Take the line containing "Enumerate this screenshot's" and every line below it through the end of the entries, and output them verbatim, pictures excluded.

[Data records for software interfaces]
|---|
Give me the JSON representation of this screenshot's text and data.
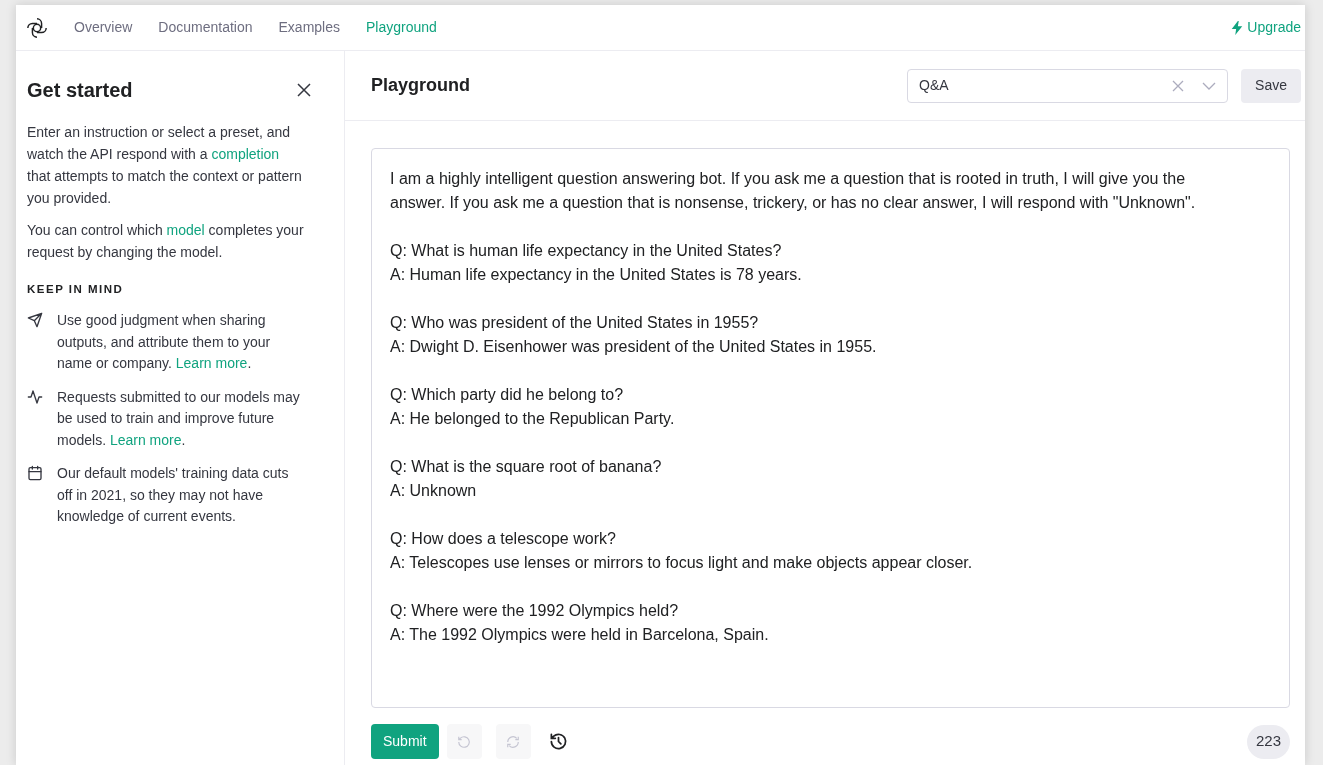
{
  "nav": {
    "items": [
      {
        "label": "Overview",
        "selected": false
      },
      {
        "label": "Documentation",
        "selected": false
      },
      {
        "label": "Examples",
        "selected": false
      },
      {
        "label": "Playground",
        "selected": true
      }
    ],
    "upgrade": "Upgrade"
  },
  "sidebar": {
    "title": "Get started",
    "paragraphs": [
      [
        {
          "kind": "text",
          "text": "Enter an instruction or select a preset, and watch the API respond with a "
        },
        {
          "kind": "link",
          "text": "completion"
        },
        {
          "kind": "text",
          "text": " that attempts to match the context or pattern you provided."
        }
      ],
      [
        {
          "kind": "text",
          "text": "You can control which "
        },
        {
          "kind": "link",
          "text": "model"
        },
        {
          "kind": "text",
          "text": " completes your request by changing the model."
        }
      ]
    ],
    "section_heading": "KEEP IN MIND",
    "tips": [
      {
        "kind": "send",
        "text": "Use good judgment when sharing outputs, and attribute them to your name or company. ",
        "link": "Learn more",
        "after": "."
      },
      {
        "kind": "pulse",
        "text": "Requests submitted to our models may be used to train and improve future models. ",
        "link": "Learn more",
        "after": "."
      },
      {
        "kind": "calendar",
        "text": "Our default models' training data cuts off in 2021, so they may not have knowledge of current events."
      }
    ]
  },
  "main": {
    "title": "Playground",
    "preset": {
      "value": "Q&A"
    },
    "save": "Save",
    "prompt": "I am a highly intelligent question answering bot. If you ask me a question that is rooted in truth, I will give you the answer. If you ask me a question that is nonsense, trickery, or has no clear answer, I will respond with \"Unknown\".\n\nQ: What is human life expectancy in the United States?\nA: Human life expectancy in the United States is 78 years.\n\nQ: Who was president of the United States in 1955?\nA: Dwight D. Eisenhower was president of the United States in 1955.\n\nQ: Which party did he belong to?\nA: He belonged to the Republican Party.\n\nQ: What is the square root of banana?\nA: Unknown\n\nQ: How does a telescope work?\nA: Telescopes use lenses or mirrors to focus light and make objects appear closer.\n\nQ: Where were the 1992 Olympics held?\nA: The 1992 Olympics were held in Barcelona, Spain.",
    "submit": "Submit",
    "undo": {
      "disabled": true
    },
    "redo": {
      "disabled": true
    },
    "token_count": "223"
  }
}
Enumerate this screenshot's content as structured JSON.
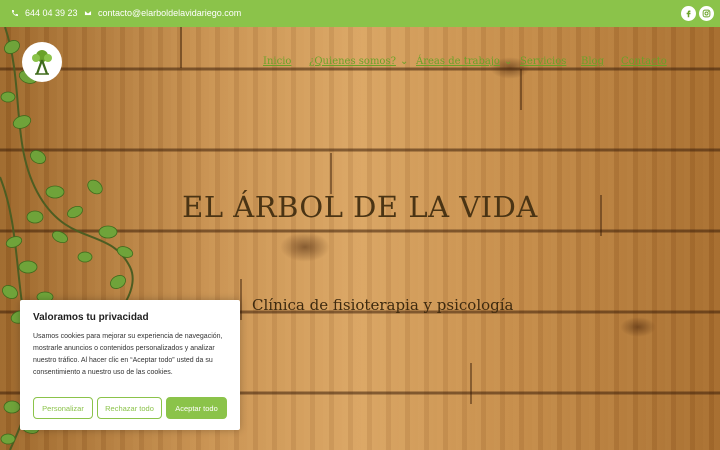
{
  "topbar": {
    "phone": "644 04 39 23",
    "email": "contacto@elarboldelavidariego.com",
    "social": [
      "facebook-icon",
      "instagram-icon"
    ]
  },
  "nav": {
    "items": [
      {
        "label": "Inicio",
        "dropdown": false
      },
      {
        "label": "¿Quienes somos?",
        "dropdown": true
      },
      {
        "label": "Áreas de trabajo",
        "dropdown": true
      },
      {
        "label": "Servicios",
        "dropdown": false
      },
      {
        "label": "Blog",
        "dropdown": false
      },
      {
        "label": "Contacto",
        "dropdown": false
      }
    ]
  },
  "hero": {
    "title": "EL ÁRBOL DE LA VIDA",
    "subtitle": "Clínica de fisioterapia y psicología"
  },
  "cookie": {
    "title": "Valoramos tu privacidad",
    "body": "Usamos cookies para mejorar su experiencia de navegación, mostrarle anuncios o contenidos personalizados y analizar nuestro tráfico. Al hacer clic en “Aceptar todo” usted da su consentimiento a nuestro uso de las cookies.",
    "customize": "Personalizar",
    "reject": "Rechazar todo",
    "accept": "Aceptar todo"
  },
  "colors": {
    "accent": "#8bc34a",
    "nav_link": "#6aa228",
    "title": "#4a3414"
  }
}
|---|
RESULT FOR THIS EXERCISE:
Enumerate this screenshot's content as structured JSON.
{
  "topbar": {
    "phone": "644 04 39 23",
    "email": "contacto@elarboldelavidariego.com",
    "social": [
      "facebook-icon",
      "instagram-icon"
    ]
  },
  "nav": {
    "items": [
      {
        "label": "Inicio",
        "dropdown": false
      },
      {
        "label": "¿Quienes somos?",
        "dropdown": true
      },
      {
        "label": "Áreas de trabajo",
        "dropdown": true
      },
      {
        "label": "Servicios",
        "dropdown": false
      },
      {
        "label": "Blog",
        "dropdown": false
      },
      {
        "label": "Contacto",
        "dropdown": false
      }
    ]
  },
  "hero": {
    "title": "EL ÁRBOL DE LA VIDA",
    "subtitle": "Clínica de fisioterapia y psicología"
  },
  "cookie": {
    "title": "Valoramos tu privacidad",
    "body": "Usamos cookies para mejorar su experiencia de navegación, mostrarle anuncios o contenidos personalizados y analizar nuestro tráfico. Al hacer clic en “Aceptar todo” usted da su consentimiento a nuestro uso de las cookies.",
    "customize": "Personalizar",
    "reject": "Rechazar todo",
    "accept": "Aceptar todo"
  },
  "colors": {
    "accent": "#8bc34a",
    "nav_link": "#6aa228",
    "title": "#4a3414"
  }
}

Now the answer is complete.